**Task item:** Match the string "archiving" against each line below, and copy every line that matches.

(Element data from apps and pages)
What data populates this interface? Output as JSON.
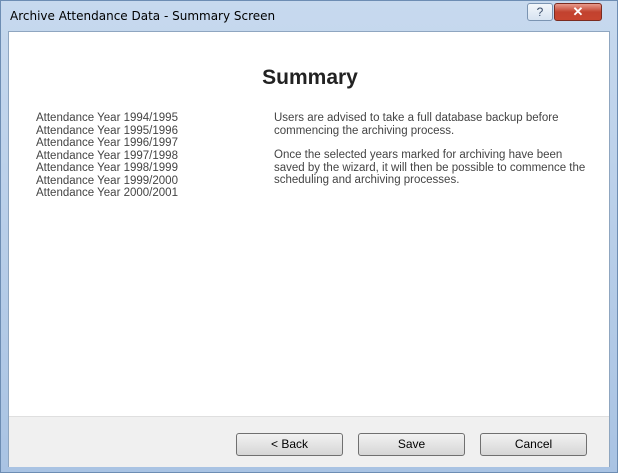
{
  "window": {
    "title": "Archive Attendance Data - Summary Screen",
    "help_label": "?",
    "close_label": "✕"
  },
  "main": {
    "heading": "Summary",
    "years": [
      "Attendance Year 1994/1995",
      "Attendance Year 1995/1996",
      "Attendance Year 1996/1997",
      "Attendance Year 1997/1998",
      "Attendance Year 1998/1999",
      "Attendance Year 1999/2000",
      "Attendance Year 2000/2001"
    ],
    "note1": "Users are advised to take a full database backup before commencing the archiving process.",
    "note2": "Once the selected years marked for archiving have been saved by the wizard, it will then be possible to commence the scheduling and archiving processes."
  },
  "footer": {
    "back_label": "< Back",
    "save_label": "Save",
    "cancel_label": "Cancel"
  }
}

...

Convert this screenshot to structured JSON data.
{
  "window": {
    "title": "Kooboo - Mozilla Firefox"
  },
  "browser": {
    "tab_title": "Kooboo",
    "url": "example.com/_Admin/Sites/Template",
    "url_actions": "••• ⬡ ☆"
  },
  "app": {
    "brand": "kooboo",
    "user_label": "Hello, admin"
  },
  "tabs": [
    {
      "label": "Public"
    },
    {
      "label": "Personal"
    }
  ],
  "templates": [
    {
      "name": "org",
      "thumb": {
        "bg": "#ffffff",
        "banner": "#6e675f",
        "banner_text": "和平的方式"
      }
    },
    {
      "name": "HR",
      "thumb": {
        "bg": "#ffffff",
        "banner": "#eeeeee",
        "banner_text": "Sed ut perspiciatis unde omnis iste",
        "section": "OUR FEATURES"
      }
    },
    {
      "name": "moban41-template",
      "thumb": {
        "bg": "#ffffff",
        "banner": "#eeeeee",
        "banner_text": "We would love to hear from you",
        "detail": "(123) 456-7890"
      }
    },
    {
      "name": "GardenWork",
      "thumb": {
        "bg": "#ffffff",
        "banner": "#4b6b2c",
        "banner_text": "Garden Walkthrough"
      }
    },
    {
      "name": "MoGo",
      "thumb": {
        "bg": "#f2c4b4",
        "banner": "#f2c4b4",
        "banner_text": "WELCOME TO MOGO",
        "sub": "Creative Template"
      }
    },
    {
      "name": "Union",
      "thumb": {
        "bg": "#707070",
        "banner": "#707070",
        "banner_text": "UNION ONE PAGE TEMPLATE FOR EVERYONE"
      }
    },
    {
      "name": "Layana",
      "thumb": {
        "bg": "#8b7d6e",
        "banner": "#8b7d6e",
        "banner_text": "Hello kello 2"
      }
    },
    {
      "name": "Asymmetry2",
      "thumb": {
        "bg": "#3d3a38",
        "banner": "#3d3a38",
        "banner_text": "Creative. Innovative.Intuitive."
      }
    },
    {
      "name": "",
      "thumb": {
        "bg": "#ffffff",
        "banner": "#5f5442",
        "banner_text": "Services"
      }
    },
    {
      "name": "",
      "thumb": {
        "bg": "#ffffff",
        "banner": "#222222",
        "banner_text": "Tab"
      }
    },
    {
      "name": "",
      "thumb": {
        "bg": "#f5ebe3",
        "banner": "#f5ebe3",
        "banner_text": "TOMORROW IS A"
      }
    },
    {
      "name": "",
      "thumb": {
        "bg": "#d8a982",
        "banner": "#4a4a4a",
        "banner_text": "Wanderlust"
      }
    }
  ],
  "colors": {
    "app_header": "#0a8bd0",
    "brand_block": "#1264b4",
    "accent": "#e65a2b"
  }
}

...

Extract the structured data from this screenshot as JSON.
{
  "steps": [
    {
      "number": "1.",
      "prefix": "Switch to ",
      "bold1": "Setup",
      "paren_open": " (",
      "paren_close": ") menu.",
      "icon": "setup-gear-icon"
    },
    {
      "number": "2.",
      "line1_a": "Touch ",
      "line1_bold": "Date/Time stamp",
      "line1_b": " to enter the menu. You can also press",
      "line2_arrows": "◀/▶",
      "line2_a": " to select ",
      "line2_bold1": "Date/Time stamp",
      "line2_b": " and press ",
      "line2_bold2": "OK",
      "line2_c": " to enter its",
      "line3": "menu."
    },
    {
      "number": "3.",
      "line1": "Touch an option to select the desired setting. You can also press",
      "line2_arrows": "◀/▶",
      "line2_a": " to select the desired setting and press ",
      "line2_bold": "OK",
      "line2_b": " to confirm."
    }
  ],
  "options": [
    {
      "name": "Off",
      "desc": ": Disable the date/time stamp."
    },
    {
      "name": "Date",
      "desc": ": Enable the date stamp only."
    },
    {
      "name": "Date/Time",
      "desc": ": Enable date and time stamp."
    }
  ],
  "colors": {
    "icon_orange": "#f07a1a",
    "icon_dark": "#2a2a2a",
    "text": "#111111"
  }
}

**Task solution:**
    "note1": "Users are advised to take a full database backup before commencing the archiving process.",
    "note2": "Once the selected years marked for archiving have been saved by the wizard, it will then be possible to commence the scheduling and archiving processes."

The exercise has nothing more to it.